**WORKING DATA**:
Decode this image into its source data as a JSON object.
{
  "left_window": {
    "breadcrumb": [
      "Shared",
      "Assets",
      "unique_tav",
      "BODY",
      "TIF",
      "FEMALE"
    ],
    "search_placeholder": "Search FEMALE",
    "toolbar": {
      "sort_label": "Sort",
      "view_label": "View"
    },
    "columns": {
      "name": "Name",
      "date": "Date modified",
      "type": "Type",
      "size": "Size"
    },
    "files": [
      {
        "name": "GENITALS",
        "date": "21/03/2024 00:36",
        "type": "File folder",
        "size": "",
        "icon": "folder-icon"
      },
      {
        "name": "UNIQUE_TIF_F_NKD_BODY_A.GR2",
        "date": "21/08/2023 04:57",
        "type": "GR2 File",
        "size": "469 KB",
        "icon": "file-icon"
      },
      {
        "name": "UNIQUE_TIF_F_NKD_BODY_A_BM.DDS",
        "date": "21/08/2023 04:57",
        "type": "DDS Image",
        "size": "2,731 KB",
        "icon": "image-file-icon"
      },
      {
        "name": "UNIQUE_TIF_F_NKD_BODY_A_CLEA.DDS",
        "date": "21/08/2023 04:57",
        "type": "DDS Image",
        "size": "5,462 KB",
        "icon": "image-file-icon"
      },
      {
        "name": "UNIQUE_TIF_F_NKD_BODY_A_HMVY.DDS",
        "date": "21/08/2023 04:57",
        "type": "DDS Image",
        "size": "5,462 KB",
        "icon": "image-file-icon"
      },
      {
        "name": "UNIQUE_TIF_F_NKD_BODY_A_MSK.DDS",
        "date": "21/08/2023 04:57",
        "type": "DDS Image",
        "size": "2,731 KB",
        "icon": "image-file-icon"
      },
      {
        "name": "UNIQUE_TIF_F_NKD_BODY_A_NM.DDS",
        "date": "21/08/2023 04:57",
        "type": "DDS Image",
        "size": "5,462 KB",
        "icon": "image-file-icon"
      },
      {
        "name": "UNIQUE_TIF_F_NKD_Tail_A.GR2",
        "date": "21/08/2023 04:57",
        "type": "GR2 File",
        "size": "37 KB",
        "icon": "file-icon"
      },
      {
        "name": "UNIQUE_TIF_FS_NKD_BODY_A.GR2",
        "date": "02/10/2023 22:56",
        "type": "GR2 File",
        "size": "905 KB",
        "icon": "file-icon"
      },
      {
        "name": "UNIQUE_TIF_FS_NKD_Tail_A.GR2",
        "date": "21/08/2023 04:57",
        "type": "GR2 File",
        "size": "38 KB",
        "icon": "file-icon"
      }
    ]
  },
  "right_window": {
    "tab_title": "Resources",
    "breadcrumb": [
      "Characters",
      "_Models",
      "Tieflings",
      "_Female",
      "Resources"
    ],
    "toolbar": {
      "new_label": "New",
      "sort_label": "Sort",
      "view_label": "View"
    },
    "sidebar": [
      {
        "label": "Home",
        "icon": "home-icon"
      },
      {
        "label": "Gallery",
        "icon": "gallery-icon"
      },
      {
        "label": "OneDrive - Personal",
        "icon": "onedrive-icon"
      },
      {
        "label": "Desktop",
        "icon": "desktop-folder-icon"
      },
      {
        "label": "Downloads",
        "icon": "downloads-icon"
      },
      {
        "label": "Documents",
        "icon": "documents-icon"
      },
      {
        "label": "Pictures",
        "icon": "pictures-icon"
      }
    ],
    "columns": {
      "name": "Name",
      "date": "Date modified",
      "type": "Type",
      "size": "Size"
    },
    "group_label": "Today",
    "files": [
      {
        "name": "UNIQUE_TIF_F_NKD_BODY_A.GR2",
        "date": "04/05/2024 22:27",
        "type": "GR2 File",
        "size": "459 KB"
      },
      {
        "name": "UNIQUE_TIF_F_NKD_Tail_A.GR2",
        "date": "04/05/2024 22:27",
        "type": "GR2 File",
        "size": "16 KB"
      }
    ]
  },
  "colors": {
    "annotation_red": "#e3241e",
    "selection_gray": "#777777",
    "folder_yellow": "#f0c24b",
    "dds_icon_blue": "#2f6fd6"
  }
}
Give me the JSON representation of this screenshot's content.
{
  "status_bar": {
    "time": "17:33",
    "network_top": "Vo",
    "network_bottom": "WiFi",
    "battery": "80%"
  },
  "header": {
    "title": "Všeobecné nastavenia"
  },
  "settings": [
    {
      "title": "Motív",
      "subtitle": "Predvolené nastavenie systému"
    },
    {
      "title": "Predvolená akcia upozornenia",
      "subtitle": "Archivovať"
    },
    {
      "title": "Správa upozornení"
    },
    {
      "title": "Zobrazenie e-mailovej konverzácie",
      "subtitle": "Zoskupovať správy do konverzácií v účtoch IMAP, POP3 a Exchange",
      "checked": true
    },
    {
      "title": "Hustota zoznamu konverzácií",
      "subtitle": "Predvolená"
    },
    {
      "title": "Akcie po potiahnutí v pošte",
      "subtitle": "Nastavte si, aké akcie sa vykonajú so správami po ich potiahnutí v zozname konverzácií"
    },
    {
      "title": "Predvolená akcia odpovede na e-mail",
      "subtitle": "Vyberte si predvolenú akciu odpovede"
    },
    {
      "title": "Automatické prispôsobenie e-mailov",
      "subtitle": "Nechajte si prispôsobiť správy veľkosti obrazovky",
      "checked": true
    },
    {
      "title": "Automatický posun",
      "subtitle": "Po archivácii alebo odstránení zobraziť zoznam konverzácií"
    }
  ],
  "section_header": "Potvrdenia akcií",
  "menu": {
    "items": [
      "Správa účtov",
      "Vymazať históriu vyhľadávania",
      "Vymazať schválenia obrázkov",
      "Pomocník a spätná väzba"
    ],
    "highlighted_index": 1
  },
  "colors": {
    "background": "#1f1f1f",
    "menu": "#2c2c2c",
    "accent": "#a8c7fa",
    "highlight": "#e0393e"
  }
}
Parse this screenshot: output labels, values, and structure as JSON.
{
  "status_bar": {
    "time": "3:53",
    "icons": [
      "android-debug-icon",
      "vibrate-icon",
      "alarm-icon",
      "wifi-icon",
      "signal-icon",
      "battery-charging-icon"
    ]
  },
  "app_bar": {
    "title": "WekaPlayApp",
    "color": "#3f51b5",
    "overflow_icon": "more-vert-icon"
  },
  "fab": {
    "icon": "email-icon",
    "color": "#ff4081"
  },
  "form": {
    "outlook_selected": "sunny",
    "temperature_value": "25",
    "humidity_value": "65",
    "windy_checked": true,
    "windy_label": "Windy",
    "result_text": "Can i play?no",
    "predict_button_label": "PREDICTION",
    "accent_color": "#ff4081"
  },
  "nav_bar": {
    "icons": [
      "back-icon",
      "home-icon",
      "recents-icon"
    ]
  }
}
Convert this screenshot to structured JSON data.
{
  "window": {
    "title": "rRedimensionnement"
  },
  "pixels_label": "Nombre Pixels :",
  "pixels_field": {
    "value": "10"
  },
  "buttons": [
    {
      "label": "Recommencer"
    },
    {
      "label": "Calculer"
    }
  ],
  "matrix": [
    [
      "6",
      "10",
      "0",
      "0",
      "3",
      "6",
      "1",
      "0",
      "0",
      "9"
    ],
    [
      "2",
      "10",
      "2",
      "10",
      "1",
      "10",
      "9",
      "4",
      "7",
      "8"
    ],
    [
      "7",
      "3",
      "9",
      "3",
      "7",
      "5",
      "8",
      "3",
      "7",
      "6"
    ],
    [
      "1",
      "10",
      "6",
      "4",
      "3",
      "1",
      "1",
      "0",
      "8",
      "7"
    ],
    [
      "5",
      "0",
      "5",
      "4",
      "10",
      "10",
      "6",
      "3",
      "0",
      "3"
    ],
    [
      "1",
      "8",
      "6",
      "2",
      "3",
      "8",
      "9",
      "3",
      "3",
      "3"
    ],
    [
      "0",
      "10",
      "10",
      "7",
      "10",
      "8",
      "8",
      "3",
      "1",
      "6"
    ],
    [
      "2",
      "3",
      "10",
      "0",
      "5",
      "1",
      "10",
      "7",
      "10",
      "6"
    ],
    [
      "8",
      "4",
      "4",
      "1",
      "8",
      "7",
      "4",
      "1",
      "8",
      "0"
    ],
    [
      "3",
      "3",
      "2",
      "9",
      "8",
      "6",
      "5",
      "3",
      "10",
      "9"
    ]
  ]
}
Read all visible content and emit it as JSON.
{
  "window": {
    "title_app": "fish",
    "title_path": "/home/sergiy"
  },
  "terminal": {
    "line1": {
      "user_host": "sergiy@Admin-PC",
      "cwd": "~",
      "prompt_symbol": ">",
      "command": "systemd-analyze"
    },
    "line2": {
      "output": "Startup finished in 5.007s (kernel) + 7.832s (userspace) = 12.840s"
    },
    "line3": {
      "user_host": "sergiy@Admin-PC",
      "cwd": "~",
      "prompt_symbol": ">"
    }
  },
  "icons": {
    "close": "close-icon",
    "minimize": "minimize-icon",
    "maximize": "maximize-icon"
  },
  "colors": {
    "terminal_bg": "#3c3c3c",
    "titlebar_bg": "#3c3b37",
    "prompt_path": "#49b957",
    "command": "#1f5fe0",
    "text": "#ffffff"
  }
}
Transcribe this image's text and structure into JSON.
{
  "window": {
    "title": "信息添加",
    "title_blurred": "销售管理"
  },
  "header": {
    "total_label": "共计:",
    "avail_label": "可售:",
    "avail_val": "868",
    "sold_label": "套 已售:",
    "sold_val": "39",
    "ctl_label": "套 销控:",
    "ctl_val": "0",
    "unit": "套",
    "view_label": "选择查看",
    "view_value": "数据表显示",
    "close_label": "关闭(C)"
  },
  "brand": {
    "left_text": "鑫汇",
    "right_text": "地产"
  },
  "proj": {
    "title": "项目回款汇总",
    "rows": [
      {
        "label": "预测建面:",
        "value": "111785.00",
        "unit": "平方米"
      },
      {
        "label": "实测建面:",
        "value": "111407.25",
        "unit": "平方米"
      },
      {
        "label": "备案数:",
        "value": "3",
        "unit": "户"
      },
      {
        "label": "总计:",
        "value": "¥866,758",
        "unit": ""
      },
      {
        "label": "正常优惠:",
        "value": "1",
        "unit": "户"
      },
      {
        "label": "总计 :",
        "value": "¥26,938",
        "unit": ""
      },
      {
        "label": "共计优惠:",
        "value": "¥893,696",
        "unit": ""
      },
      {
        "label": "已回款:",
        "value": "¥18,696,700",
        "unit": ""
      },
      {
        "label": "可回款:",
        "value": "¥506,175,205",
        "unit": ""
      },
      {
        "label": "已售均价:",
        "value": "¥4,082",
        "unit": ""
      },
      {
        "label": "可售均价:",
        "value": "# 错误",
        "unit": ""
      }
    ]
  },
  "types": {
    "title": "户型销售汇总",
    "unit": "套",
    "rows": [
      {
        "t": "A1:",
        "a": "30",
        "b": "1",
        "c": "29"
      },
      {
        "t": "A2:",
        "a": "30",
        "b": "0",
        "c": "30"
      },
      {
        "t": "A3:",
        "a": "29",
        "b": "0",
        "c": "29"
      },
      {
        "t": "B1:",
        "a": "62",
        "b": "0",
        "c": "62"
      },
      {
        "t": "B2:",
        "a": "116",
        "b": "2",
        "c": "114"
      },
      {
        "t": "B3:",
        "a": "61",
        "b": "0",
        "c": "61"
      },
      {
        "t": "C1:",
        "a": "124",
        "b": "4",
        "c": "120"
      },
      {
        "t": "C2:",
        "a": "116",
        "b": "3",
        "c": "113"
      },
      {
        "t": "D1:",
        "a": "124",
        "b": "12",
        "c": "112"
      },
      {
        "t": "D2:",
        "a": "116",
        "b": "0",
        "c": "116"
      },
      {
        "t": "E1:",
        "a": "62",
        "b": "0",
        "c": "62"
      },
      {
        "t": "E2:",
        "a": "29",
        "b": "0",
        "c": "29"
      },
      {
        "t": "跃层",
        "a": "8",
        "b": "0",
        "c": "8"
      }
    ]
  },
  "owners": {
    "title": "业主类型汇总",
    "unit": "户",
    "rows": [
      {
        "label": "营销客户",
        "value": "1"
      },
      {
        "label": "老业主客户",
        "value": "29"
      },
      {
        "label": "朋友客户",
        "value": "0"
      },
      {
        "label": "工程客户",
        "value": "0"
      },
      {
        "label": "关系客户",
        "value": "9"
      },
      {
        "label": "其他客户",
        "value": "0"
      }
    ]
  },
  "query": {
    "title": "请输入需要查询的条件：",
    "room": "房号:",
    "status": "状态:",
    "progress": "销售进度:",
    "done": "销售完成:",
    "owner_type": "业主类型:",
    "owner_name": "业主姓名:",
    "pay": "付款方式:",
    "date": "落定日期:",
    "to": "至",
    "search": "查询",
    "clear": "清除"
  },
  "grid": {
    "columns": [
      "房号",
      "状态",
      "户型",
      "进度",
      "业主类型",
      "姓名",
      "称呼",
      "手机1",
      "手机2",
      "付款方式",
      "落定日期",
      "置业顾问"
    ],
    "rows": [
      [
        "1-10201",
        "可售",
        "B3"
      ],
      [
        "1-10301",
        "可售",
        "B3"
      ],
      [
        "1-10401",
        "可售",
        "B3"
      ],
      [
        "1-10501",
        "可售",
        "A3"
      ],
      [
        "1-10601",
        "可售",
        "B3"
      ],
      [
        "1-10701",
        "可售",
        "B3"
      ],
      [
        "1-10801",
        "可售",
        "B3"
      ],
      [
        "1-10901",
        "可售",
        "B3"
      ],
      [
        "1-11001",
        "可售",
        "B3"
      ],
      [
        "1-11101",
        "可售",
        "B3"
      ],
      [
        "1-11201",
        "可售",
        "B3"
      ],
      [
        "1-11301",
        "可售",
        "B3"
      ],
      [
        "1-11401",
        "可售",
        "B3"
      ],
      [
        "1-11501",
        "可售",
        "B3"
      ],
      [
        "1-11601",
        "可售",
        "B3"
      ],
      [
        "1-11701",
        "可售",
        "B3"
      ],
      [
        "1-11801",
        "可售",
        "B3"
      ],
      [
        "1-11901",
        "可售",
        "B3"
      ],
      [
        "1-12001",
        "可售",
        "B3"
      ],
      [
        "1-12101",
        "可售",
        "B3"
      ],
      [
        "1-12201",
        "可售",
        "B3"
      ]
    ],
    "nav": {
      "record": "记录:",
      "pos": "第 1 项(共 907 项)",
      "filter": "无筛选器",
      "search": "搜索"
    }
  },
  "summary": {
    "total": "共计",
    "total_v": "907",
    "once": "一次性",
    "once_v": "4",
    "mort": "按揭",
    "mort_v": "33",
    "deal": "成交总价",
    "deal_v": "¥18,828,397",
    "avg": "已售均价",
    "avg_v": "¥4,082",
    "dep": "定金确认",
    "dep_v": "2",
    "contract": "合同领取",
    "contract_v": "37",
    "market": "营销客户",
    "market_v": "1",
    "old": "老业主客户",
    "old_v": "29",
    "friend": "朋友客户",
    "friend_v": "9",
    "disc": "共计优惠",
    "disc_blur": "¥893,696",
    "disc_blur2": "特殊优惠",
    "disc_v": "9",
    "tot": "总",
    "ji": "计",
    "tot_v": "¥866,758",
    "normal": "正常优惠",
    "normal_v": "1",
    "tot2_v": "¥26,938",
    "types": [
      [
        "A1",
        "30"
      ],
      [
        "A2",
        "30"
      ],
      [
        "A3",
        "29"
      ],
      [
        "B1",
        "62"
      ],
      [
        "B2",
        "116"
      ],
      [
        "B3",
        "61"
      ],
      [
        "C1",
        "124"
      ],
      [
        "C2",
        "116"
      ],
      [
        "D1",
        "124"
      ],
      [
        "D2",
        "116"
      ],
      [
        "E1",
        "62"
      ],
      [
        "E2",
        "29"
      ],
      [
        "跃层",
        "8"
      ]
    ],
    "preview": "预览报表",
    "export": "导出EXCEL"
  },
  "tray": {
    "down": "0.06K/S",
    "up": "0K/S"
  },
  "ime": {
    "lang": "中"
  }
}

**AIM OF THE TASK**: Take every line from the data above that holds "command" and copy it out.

**RESULT OF THIS EXERCISE**:
      "command": "systemd-analyze"
    "command": "#1f5fe0",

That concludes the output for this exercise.